- **Work item**: Pull every line that holds the word "true" from the entries.

- **Dataset records**:
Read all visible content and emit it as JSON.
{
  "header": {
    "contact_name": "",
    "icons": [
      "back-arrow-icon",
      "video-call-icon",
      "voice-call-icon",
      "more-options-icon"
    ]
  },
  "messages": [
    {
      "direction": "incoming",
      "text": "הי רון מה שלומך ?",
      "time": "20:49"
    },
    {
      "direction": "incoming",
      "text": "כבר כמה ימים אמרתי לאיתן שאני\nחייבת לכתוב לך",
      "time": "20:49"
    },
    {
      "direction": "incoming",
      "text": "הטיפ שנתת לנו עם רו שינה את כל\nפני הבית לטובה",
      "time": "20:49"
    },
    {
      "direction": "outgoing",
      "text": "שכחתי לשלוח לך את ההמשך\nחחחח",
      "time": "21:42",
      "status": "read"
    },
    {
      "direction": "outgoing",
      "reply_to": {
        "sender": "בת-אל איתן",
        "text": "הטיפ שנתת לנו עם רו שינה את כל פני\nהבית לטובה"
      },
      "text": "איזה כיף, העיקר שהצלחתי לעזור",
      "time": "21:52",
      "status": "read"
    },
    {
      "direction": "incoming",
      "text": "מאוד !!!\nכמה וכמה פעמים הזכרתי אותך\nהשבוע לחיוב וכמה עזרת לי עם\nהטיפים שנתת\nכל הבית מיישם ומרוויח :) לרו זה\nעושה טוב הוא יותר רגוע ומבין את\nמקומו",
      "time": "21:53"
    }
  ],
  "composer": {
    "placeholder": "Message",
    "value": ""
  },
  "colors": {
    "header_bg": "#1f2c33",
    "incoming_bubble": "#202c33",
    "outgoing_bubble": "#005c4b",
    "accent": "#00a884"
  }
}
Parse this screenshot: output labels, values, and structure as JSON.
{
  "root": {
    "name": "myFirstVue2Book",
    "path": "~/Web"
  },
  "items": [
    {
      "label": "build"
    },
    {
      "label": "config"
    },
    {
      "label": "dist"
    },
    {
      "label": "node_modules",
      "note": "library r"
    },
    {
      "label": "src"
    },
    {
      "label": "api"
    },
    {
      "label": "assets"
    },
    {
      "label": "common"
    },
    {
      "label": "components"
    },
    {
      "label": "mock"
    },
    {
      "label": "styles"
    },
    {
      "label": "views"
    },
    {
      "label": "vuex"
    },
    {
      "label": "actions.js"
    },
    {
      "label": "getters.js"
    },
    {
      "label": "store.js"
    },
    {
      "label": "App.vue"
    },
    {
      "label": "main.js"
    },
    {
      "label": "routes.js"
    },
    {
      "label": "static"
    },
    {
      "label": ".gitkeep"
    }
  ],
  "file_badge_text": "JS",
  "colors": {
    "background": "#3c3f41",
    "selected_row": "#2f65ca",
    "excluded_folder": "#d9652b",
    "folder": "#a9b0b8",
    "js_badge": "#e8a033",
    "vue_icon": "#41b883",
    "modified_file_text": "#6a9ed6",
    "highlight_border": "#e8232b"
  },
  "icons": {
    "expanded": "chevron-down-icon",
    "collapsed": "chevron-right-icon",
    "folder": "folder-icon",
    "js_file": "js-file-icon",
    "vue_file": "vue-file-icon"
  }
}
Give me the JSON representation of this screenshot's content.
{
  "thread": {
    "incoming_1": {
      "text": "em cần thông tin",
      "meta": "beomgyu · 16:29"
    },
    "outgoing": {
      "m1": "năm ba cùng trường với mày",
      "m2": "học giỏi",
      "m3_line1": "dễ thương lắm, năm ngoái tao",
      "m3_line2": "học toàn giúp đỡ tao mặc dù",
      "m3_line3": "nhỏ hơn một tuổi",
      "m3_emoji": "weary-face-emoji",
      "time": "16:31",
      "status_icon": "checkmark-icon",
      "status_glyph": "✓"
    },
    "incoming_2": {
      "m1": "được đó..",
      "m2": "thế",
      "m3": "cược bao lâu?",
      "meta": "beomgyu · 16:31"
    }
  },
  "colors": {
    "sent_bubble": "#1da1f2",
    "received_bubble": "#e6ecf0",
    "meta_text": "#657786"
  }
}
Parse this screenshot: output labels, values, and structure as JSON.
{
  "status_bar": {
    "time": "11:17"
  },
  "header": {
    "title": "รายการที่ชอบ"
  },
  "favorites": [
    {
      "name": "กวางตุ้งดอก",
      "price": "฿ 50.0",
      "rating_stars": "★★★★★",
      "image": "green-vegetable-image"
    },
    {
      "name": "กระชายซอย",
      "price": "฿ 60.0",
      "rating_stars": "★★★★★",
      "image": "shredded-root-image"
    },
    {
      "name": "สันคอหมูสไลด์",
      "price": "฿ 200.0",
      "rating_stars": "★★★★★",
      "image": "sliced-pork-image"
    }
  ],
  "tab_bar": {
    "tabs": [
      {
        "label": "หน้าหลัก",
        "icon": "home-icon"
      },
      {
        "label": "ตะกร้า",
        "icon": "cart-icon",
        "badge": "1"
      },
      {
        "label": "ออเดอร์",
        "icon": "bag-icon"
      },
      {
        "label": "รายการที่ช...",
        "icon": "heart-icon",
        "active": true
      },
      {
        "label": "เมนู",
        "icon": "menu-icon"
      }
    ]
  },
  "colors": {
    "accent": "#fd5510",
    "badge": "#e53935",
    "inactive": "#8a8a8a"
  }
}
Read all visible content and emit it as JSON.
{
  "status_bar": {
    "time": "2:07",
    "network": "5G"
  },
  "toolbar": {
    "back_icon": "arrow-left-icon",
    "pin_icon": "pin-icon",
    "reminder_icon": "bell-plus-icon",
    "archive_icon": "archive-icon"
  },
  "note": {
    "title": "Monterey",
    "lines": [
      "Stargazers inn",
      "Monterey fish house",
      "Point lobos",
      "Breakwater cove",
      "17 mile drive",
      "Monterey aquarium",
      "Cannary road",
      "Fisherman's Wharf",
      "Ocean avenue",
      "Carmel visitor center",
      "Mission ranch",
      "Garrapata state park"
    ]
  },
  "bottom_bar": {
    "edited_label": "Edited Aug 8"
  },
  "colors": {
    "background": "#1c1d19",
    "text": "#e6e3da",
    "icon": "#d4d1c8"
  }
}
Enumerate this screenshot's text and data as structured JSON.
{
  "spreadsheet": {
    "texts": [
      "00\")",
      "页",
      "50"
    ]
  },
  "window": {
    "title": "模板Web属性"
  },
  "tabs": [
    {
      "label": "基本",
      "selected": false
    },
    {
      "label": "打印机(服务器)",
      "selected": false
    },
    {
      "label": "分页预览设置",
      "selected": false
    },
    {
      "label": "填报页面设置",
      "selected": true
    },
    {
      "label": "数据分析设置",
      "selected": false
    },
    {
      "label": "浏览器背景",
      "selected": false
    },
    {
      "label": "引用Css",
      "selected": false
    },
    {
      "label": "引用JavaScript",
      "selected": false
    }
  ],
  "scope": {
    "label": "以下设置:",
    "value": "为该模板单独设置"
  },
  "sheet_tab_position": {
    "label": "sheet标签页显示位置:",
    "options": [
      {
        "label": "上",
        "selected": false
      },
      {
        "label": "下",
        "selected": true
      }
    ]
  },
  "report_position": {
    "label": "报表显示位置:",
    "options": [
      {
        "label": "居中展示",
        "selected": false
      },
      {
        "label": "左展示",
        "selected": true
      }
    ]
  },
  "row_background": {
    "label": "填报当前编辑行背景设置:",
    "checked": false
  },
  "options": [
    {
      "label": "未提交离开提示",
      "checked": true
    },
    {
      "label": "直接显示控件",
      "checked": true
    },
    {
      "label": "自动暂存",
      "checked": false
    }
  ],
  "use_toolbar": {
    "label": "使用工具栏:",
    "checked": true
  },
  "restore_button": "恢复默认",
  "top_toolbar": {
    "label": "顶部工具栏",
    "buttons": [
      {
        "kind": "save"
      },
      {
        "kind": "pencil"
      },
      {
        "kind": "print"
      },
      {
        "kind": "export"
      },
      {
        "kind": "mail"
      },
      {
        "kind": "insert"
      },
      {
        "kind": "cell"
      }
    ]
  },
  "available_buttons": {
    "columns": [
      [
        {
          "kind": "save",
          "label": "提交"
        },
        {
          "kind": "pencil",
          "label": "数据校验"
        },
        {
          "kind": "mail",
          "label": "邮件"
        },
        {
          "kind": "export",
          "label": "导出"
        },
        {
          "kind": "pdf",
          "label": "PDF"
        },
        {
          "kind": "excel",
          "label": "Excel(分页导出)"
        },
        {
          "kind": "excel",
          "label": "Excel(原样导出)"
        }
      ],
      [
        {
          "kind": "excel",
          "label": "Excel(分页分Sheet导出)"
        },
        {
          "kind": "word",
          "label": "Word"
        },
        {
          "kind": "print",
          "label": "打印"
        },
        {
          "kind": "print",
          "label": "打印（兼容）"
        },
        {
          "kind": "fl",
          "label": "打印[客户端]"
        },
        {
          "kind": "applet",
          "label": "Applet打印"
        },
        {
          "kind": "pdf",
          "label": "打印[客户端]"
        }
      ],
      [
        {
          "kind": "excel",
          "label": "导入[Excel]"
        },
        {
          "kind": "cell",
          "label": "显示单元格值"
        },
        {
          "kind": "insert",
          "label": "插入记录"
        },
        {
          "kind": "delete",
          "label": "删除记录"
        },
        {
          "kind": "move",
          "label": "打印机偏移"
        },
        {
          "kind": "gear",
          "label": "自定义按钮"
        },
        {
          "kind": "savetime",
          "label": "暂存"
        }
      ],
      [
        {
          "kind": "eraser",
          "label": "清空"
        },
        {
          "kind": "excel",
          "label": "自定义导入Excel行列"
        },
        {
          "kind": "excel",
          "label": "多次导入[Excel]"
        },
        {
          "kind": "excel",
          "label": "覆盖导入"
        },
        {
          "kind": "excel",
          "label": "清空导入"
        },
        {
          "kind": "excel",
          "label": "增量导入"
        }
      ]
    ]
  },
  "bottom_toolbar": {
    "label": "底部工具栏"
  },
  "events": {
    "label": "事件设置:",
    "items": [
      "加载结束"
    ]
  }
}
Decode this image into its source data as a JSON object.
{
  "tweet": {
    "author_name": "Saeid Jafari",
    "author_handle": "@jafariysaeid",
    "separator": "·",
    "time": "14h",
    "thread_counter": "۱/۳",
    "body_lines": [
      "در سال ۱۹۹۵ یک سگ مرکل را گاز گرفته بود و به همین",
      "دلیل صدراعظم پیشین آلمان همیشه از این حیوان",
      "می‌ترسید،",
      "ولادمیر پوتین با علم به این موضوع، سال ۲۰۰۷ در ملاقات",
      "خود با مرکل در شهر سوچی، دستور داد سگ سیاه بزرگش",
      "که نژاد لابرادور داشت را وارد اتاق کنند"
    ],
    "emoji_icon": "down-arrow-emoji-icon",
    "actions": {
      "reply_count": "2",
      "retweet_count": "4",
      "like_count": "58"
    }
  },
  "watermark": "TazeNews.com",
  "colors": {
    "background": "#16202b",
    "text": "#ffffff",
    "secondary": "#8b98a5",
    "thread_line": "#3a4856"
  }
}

- **Task result**:
        "active": true
      "selected": true
        "selected": true
        "selected": true
      "checked": true
      "checked": true
    "checked": true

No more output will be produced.